New Form of Frost Protection

August 30, 2009 07:00 PM

Linda Smith, Top Producer Executive Editor
Maybe you have a field that went in very late—or that's prone to frost damage before others. Now, you can write your own income protection. You specify how many acres at what dollar amount of coverage. You don't have to cover a whole farm or enterprise unit. It doesn't matter what crop you grow there. You don't have to prove damage; this is a purely financial transaction.
Premiums differ based on where you farm (you choose the nearest city with good temperature records and a secure weather reporting station), how many dollars per acre you want to cover, the date you choose and the temperature you are protecting against, reports Kurt Koester of AgriSource Inc. in West Des Moines. See table showing comparison of five places and four time periods. Be aware that quotes change frequently.
"Maybe you signed up for one of the county-based Group Revenue Insurance products, but you have some acres that you are especially concerned about,” he says. "This would be a good complement.”
"If you live in Mankato, Minn., and you are worried about the frost many are predicting around Sept. 25, it would cost you $10.60/acre for a payout of $100 if the weather reporting station reports 30 degrees or less,” he explains. "Too much to pay?
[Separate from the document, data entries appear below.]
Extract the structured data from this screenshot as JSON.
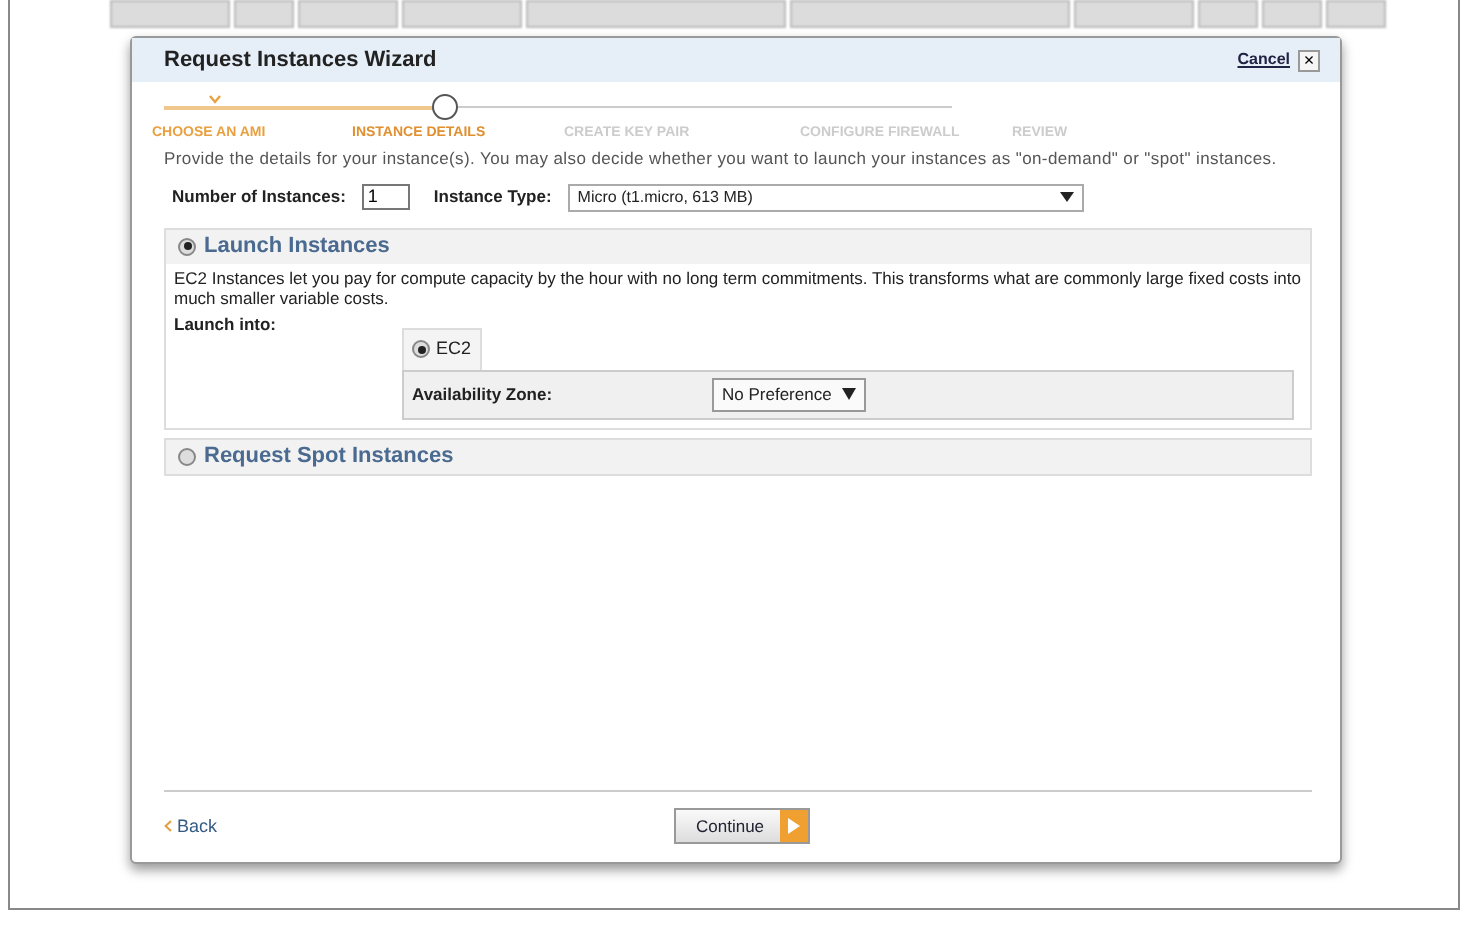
{
  "dialog": {
    "title": "Request Instances Wizard",
    "cancel": "Cancel",
    "close": "×"
  },
  "steps": [
    {
      "label": "CHOOSE AN AMI",
      "completed": true,
      "selected": false
    },
    {
      "label": "INSTANCE DETAILS",
      "completed": false,
      "selected": true
    },
    {
      "label": "CREATE KEY PAIR",
      "completed": false,
      "selected": false
    },
    {
      "label": "CONFIGURE FIREWALL",
      "completed": false,
      "selected": false
    },
    {
      "label": "REVIEW",
      "completed": false,
      "selected": false
    }
  ],
  "intro": "Provide the details for your instance(s). You may also decide whether you want to launch your instances as \"on-demand\" or \"spot\" instances.",
  "fields": {
    "count_label": "Number of Instances:",
    "count_value": "1",
    "type_label": "Instance Type:",
    "type_value": "Micro (t1.micro, 613 MB)"
  },
  "sections": [
    {
      "title": "Launch Instances",
      "selected": true,
      "description": "EC2 Instances let you pay for compute capacity by the hour with no long term commitments. This transforms what are commonly large fixed costs into much smaller variable costs.",
      "launch_label": "Launch into:",
      "launch_option": {
        "label": "EC2",
        "selected": true
      },
      "zone_label": "Availability Zone:",
      "zone_value": "No Preference"
    },
    {
      "title": "Request Spot Instances",
      "selected": false
    }
  ],
  "footer": {
    "back": "Back",
    "continue": "Continue"
  }
}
You could lower the temperature or the dollar amount. Maybe you want to just get paid enough for drying costs.”
AgriSource has a quote program that not only shows you comparable bids, but provides the information about the dates in the past thirty years that such temperatures occurred. For example, Koester reports that the earliest freeze in Evansville, Ind. was Oct. 4. That's why the table shows such a low post to ensure against 30 degrees there.
For more information: 800-860-3278 (toll free) or

You can e-mail Linda Smith at

Back to news


Spell Check

No comments have been posted to this News Article

Corn College TV Education Series


Get nearly 8 hours of educational video with Farm Journal's top agronomists. Produced in the field and neatly organized by topic, from spring prep to post-harvest. Order now!


Market Data provided by
Brought to you by Beyer